(Records for this task Opens)
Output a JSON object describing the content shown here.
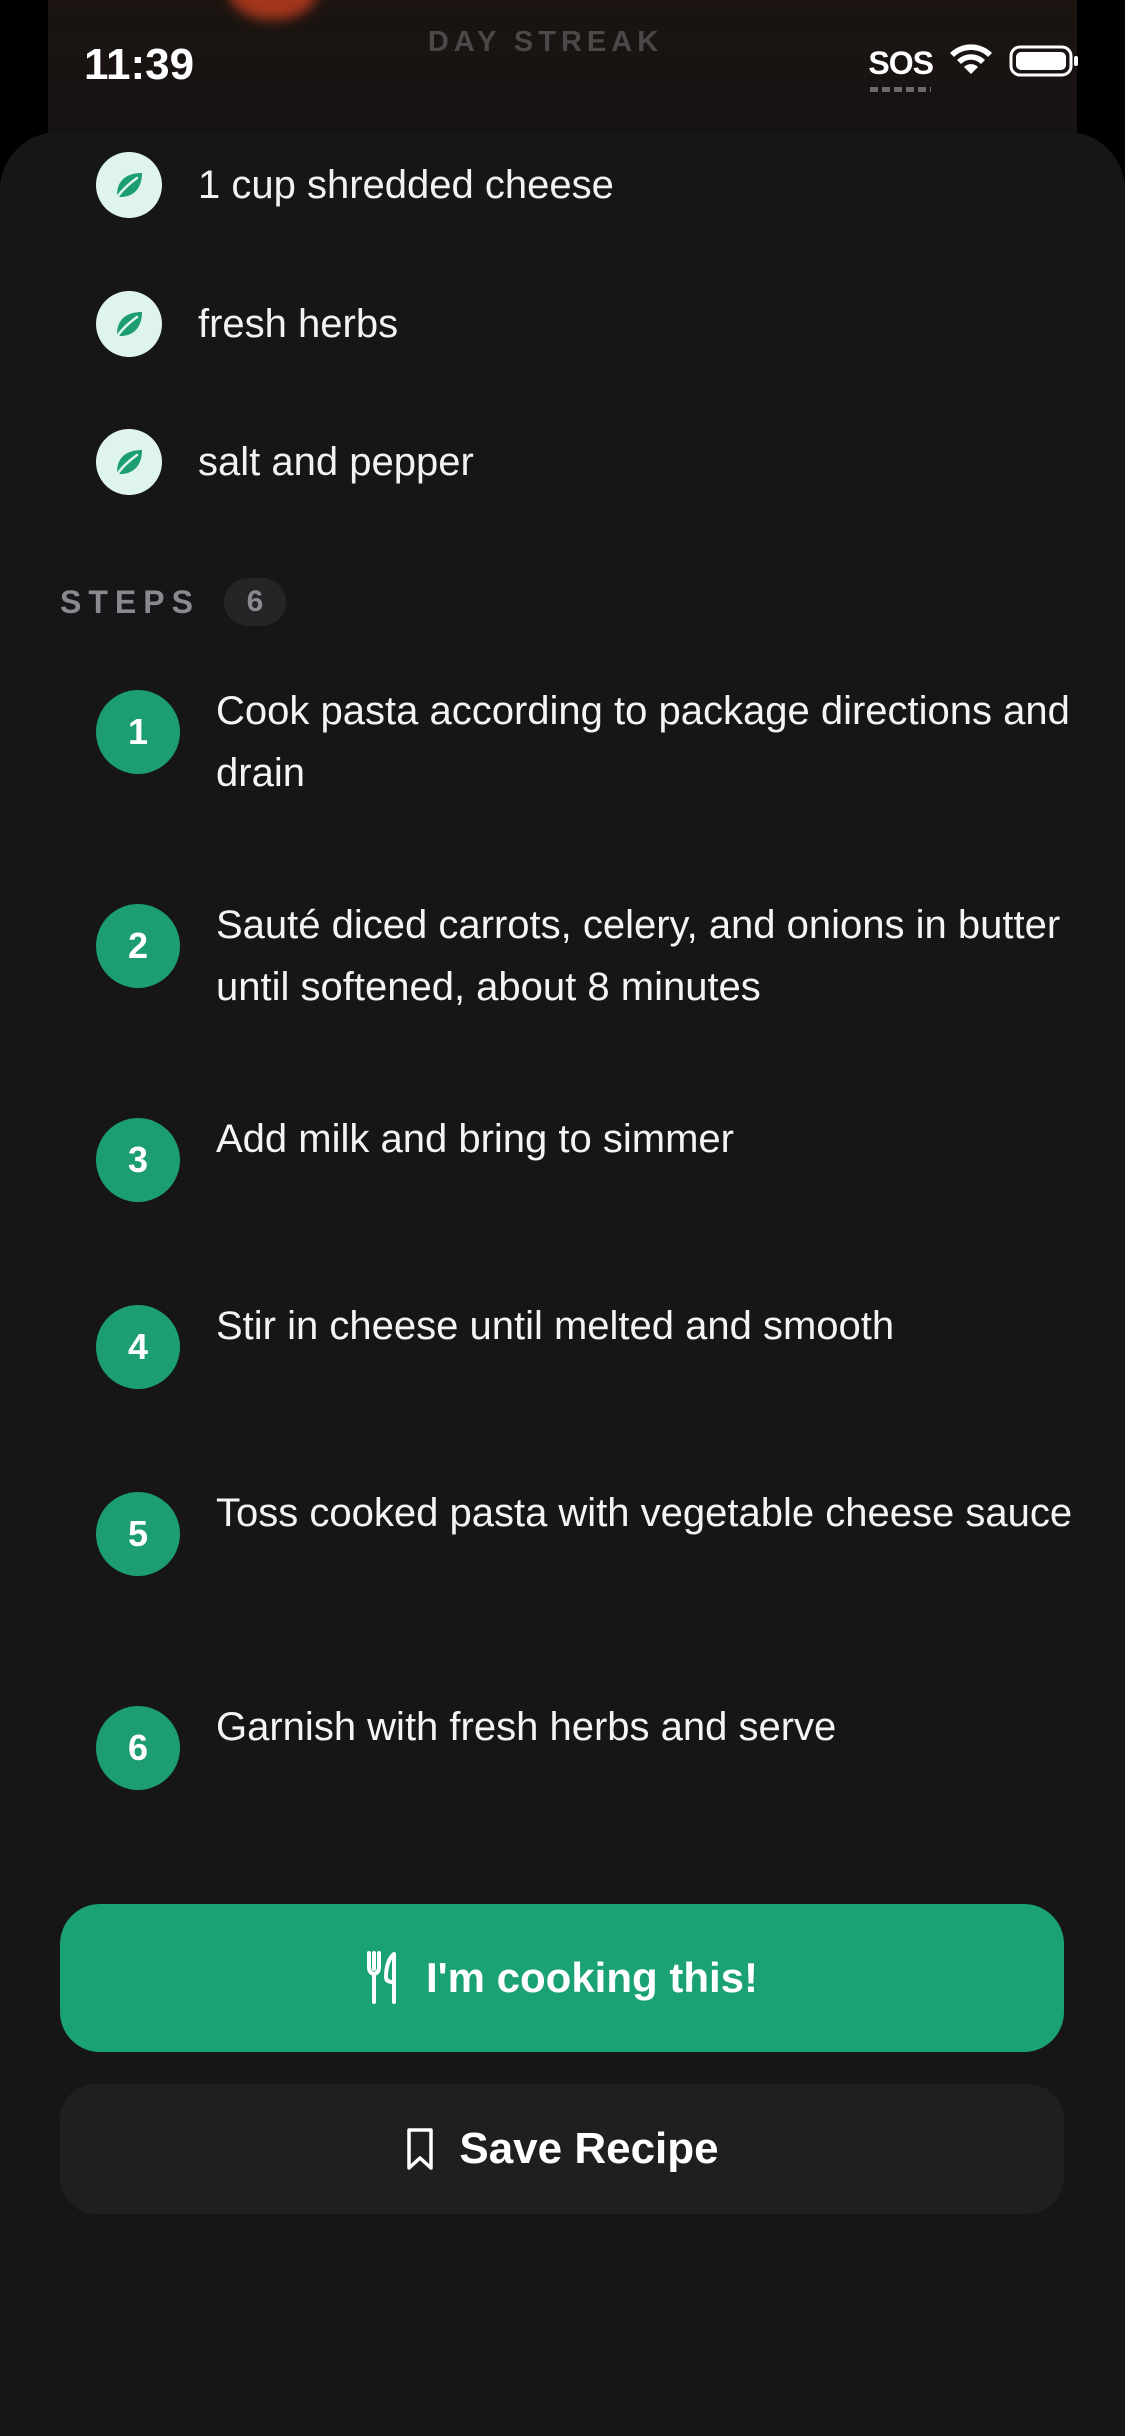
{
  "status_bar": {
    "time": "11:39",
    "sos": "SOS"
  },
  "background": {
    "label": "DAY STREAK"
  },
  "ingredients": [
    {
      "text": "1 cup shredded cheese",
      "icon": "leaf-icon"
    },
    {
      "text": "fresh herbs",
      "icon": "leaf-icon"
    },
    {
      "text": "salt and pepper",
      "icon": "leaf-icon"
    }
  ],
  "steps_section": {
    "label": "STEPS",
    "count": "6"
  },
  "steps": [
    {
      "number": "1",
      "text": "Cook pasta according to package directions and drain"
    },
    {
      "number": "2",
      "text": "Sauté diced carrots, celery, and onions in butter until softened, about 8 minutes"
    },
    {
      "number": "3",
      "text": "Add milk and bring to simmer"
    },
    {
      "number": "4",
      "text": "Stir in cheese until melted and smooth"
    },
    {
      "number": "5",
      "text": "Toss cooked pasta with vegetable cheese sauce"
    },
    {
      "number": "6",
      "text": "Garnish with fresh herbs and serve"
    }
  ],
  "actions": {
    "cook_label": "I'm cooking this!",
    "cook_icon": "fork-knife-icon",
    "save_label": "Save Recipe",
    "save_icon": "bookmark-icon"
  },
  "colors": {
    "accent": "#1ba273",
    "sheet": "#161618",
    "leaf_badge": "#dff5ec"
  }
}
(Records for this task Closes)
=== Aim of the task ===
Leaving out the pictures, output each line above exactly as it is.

=== Output ===
Output a JSON object describing the content shown here.
{
  "status_bar": {
    "time": "11:39",
    "sos": "SOS"
  },
  "background": {
    "label": "DAY STREAK"
  },
  "ingredients": [
    {
      "text": "1 cup shredded cheese",
      "icon": "leaf-icon"
    },
    {
      "text": "fresh herbs",
      "icon": "leaf-icon"
    },
    {
      "text": "salt and pepper",
      "icon": "leaf-icon"
    }
  ],
  "steps_section": {
    "label": "STEPS",
    "count": "6"
  },
  "steps": [
    {
      "number": "1",
      "text": "Cook pasta according to package directions and drain"
    },
    {
      "number": "2",
      "text": "Sauté diced carrots, celery, and onions in butter until softened, about 8 minutes"
    },
    {
      "number": "3",
      "text": "Add milk and bring to simmer"
    },
    {
      "number": "4",
      "text": "Stir in cheese until melted and smooth"
    },
    {
      "number": "5",
      "text": "Toss cooked pasta with vegetable cheese sauce"
    },
    {
      "number": "6",
      "text": "Garnish with fresh herbs and serve"
    }
  ],
  "actions": {
    "cook_label": "I'm cooking this!",
    "cook_icon": "fork-knife-icon",
    "save_label": "Save Recipe",
    "save_icon": "bookmark-icon"
  },
  "colors": {
    "accent": "#1ba273",
    "sheet": "#161618",
    "leaf_badge": "#dff5ec"
  }
}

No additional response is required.